The inner monologue is a basic technique I have always worked with. I described exactly what was happening at the moment. For example, when a burned-out studio lamp needed to be fixed, I began to do an inner monologue about the situation, including a mood piece. Of course, I held this monologue aloud, as if I were talking to myself. I described everything in detail, like a painting. How the technicians come and feel, how the burned out lamp feels now … In doing so, I let myself be driven by my feelings in this specific situation and by my associations. Most of the time, the audience laughed pretty quickly. With these reactions, I was then able to continue working immediately.
For the stage, for your presentation situation, if for example the beamer fails, my tip is: look at yourself from a bird’s eye view and describe the situation as you feel right now. You are now the loser. Everything planned so great and then the beamer doesn’t work. Put yourself in the role of a spectator and if you like it really freaky, put yourself in the role of the beamer. Ask yourself, how do you think the beamer is doing right now? “I can understand the lamp giving up its ghost. My presentation really isn’t that great …” Describe the malfunction from your perspective. It’s called a change of perspective and it brings a lot of laughter and fun to your presentation. And the audience notices how spontaneous you are.
→ The warm-uppers’ tip is thus: Integrate the disturbance with the help of an inner monologue.

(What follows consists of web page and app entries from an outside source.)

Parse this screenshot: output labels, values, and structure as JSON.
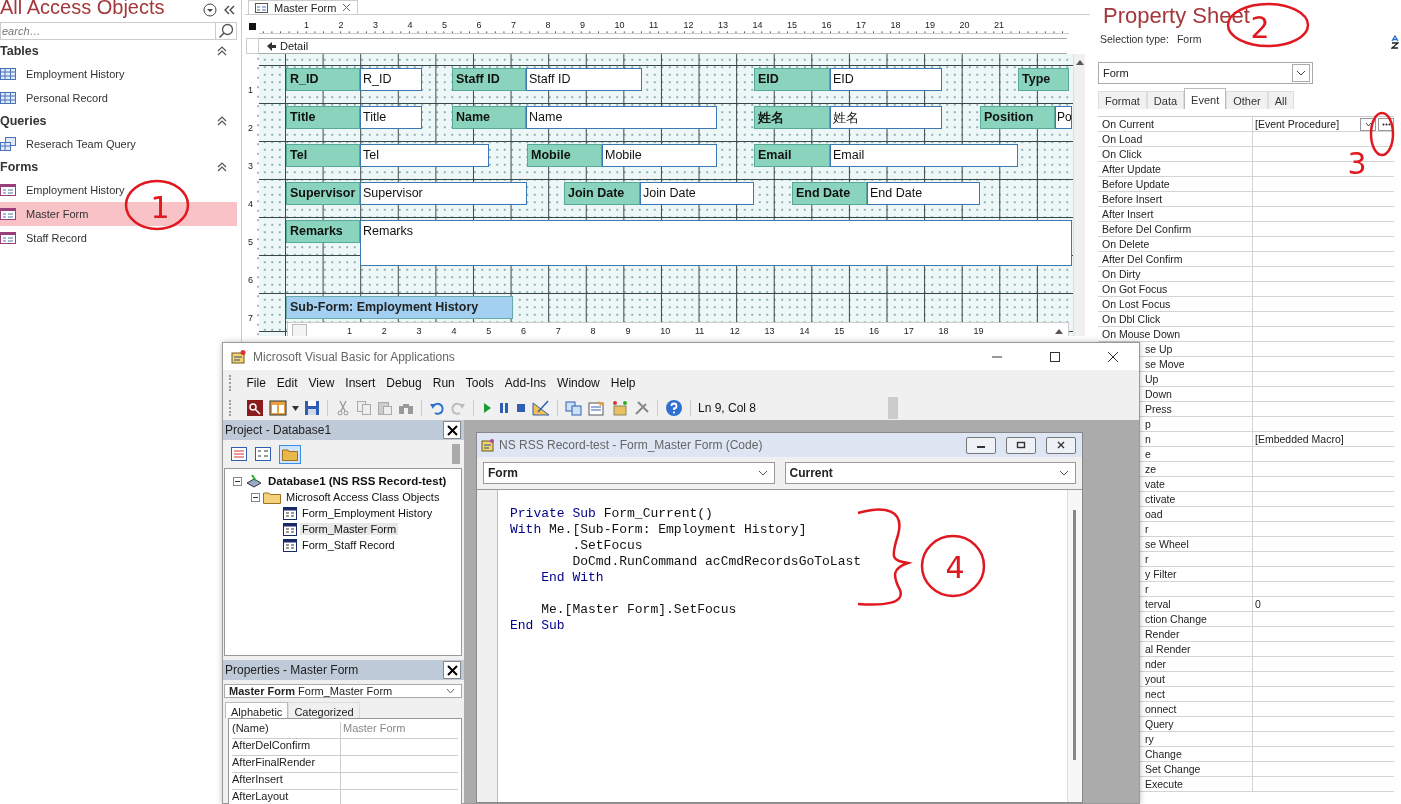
{
  "navigation_pane": {
    "title": "All Access Objects",
    "search": {
      "placeholder": "earch…"
    },
    "groups": [
      {
        "label": "Tables",
        "expanded": true,
        "items": [
          {
            "label": "Employment History",
            "kind": "table",
            "selected": false
          },
          {
            "label": "Personal Record",
            "kind": "table",
            "selected": false
          }
        ]
      },
      {
        "label": "Queries",
        "expanded": true,
        "items": [
          {
            "label": "Reserach Team Query",
            "kind": "query",
            "selected": false
          }
        ]
      },
      {
        "label": "Forms",
        "expanded": true,
        "items": [
          {
            "label": "Employment History",
            "kind": "form",
            "selected": false
          },
          {
            "label": "Master Form",
            "kind": "form",
            "selected": true
          },
          {
            "label": "Staff Record",
            "kind": "form",
            "selected": false
          }
        ]
      }
    ]
  },
  "form_designer": {
    "tab": "Master Form",
    "section": "Detail",
    "ruler_horizontal": [
      "1",
      "2",
      "3",
      "4",
      "5",
      "6",
      "7",
      "8",
      "9",
      "10",
      "11",
      "12",
      "13",
      "14",
      "15",
      "16",
      "17",
      "18",
      "19",
      "20",
      "21"
    ],
    "ruler_vertical": [
      "1",
      "2",
      "3",
      "4",
      "5",
      "6",
      "7"
    ],
    "fields": [
      {
        "label": "R_ID",
        "source": "R_ID",
        "kind": "single"
      },
      {
        "label": "Staff ID",
        "source": "Staff ID",
        "kind": "single"
      },
      {
        "label": "EID",
        "source": "EID",
        "kind": "single"
      },
      {
        "label": "Type"
      },
      {
        "label": "Title",
        "source": "Title",
        "kind": "single"
      },
      {
        "label": "Name",
        "source": "Name",
        "kind": "single"
      },
      {
        "label": "姓名",
        "source": "姓名",
        "kind": "single"
      },
      {
        "label": "Position",
        "source": "Po",
        "kind": "single"
      },
      {
        "label": "Tel",
        "source": "Tel",
        "kind": "single"
      },
      {
        "label": "Mobile",
        "source": "Mobile",
        "kind": "single"
      },
      {
        "label": "Email",
        "source": "Email",
        "kind": "single"
      },
      {
        "label": "Supervisor",
        "source": "Supervisor",
        "kind": "single"
      },
      {
        "label": "Join Date",
        "source": "Join Date",
        "kind": "single"
      },
      {
        "label": "End Date",
        "source": "End Date",
        "kind": "single"
      },
      {
        "label": "Remarks",
        "source": "Remarks",
        "kind": "multiline"
      }
    ],
    "subform": {
      "label": "Sub-Form: Employment History",
      "ruler": [
        "1",
        "2",
        "3",
        "4",
        "5",
        "6",
        "7",
        "8",
        "9",
        "10",
        "11",
        "12",
        "13",
        "14",
        "15",
        "16",
        "17",
        "18",
        "19"
      ]
    }
  },
  "property_sheet": {
    "title": "Property Sheet",
    "selection_type_label": "Selection type:",
    "selection_type": "Form",
    "object": "Form",
    "tabs": [
      {
        "label": "Format",
        "selected": false
      },
      {
        "label": "Data",
        "selected": false
      },
      {
        "label": "Event",
        "selected": true
      },
      {
        "label": "Other",
        "selected": false
      },
      {
        "label": "All",
        "selected": false
      }
    ],
    "rows": [
      {
        "name": "On Current",
        "value": "[Event Procedure]",
        "kind": "full",
        "focused": true
      },
      {
        "name": "On Load",
        "kind": "full"
      },
      {
        "name": "On Click",
        "kind": "full"
      },
      {
        "name": "After Update",
        "kind": "full"
      },
      {
        "name": "Before Update",
        "kind": "full"
      },
      {
        "name": "Before Insert",
        "kind": "full"
      },
      {
        "name": "After Insert",
        "kind": "full"
      },
      {
        "name": "Before Del Confirm",
        "kind": "full"
      },
      {
        "name": "On Delete",
        "kind": "full"
      },
      {
        "name": "After Del Confirm",
        "kind": "full"
      },
      {
        "name": "On Dirty",
        "kind": "full"
      },
      {
        "name": "On Got Focus",
        "kind": "full"
      },
      {
        "name": "On Lost Focus",
        "kind": "full"
      },
      {
        "name": "On Dbl Click",
        "kind": "full"
      },
      {
        "name": "On Mouse Down",
        "kind": "full"
      },
      {
        "name": "se Up",
        "kind": "partial"
      },
      {
        "name": "se Move",
        "kind": "partial"
      },
      {
        "name": "Up",
        "kind": "partial"
      },
      {
        "name": "Down",
        "kind": "partial"
      },
      {
        "name": "Press",
        "kind": "partial"
      },
      {
        "name": "p",
        "kind": "partial"
      },
      {
        "name": "n",
        "value": "[Embedded Macro]",
        "kind": "partial"
      },
      {
        "name": "e",
        "kind": "partial"
      },
      {
        "name": "ze",
        "kind": "partial"
      },
      {
        "name": "vate",
        "kind": "partial"
      },
      {
        "name": "ctivate",
        "kind": "partial"
      },
      {
        "name": "oad",
        "kind": "partial"
      },
      {
        "name": "r",
        "kind": "partial"
      },
      {
        "name": "se Wheel",
        "kind": "partial"
      },
      {
        "name": "r",
        "kind": "partial"
      },
      {
        "name": "y Filter",
        "kind": "partial"
      },
      {
        "name": "r",
        "kind": "partial"
      },
      {
        "name": "terval",
        "value": "0",
        "kind": "partial"
      },
      {
        "name": "ction Change",
        "kind": "partial"
      },
      {
        "name": "Render",
        "kind": "partial"
      },
      {
        "name": "al Render",
        "kind": "partial"
      },
      {
        "name": "nder",
        "kind": "partial"
      },
      {
        "name": "yout",
        "kind": "partial"
      },
      {
        "name": "nect",
        "kind": "partial"
      },
      {
        "name": "onnect",
        "kind": "partial"
      },
      {
        "name": "Query",
        "kind": "partial"
      },
      {
        "name": "ry",
        "kind": "partial"
      },
      {
        "name": "Change",
        "kind": "partial"
      },
      {
        "name": "Set Change",
        "kind": "partial"
      },
      {
        "name": "Execute",
        "kind": "partial"
      }
    ]
  },
  "vba_editor": {
    "title": "Microsoft Visual Basic for Applications",
    "menu": [
      "File",
      "Edit",
      "View",
      "Insert",
      "Debug",
      "Run",
      "Tools",
      "Add-Ins",
      "Window",
      "Help"
    ],
    "position": "Ln 9, Col 8",
    "project": {
      "title": "Project - Database1",
      "tree": [
        {
          "label": "Database1 (NS RSS Record-test)",
          "expanded": true,
          "selected": false,
          "children": [
            {
              "label": "Microsoft Access Class Objects",
              "expanded": true,
              "selected": false,
              "children": [
                {
                  "label": "Form_Employment History",
                  "selected": false
                },
                {
                  "label": "Form_Master Form",
                  "selected": true
                },
                {
                  "label": "Form_Staff Record",
                  "selected": false
                }
              ]
            }
          ]
        }
      ]
    },
    "properties": {
      "title": "Properties - Master Form",
      "object": "**Master Form** Form_Master Form",
      "tabs": [
        {
          "label": "Alphabetic",
          "selected": true
        },
        {
          "label": "Categorized",
          "selected": false
        }
      ],
      "rows": [
        {
          "name": "(Name)",
          "value": "Master Form"
        },
        {
          "name": "AfterDelConfirm"
        },
        {
          "name": "AfterFinalRender"
        },
        {
          "name": "AfterInsert"
        },
        {
          "name": "AfterLayout"
        }
      ]
    },
    "code_window": {
      "title": "NS RSS Record-test - Form_Master Form (Code)",
      "object": "Form",
      "procedure": "Current",
      "lines": [
        {
          "segments": [
            {
              "text": "Private Sub",
              "kind": "keyword"
            },
            {
              "text": " Form_Current()",
              "kind": "plain"
            }
          ]
        },
        {
          "segments": [
            {
              "text": "With",
              "kind": "keyword"
            },
            {
              "text": " Me.[Sub-Form: Employment History]",
              "kind": "plain"
            }
          ]
        },
        {
          "segments": [
            {
              "text": "        .SetFocus",
              "kind": "plain"
            }
          ]
        },
        {
          "segments": [
            {
              "text": "        DoCmd.RunCommand acCmdRecordsGoToLast",
              "kind": "plain"
            }
          ]
        },
        {
          "segments": [
            {
              "text": "    End With",
              "kind": "keyword"
            }
          ]
        },
        {
          "space_before": true,
          "segments": [
            {
              "text": "    Me.[Master Form].SetFocus",
              "kind": "plain"
            }
          ]
        },
        {
          "segments": [
            {
              "text": "End Sub",
              "kind": "keyword"
            }
          ]
        }
      ]
    }
  },
  "annotations": [
    {
      "label": "1",
      "kind": "circled"
    },
    {
      "label": "2",
      "kind": "circled"
    },
    {
      "label": "3",
      "kind": "pointer"
    },
    {
      "label": "4",
      "kind": "brace"
    }
  ]
}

Impro players can do everything except learn lines. Here’s how they deal with disruption: There’s an exercise I sometimes do with my participants at storytelling workshops. They stand at the front of the stage and, while telling an improvised story, move to the back. Various objects are lying on the floor. The task is to integrate the objects lying on the floor into the story. When I explain this exercise, the typical response is, “I can’t do that, improvise, and then include unexpected terms.” As soon as my participants try it out, it flows and they get a lot of applause and laughter from the audience. People are excited about how creatively the players incorporate the various given words into the story after all.
A typical “impro incident” would be a hyper audience that continues to shout suggestions in between during scenes. I immediately incorporate these suggestions into the scene. When this becomes too exhausting, I comment with the sentence: “Today I hear voices in my head all the time. The typical response is laughter and then there is usually silence.
→ The improv player’s tip is therefore: Integrate the disruption by actively incorporating it into your presentation or conversation.
I have one last tip for you at this point: Just try everything once – say “yes please” to unwanted disruptions and use them to present yourself to your customer individually and spontaneously. Remember John Lennon, because “Life is what happens to you while you are busy making other plans”. Don’t let supposed glitches throw you off your game, but perhaps even turn them into a charming twist that will leave you positively remembered by the customer.
Contributed image: psdesign1 – stock.adobe.com
Ralf Schmitt has been working as a moderator, trainer and keynote speaker for a good 15 years. Every time he inspires his audience with a well-balanced mixture of professional competence and fine humor. The special feature of his performances is the interaction with the audience – both during the keynote and the moderation. Since he also likes to combine these two activities very much, he is actually a “KeyMode Speaker”. In his lectures, he provides his audience with a “mindset for a flexible future”. Because flexibility and spontaneity are in the blood of the stage professional, whose roots lie in improv theater. He is the managing director of Impulspiloten GmbH and, together with his team, advises his clients on event dramaturgy and stage programs.
Ralf Schmitt is the author of the books “I’m totally spontaneous if you let me know in time” and ” I’m totally popular, nobody knows it” and he is a board member of the German Speakers Association.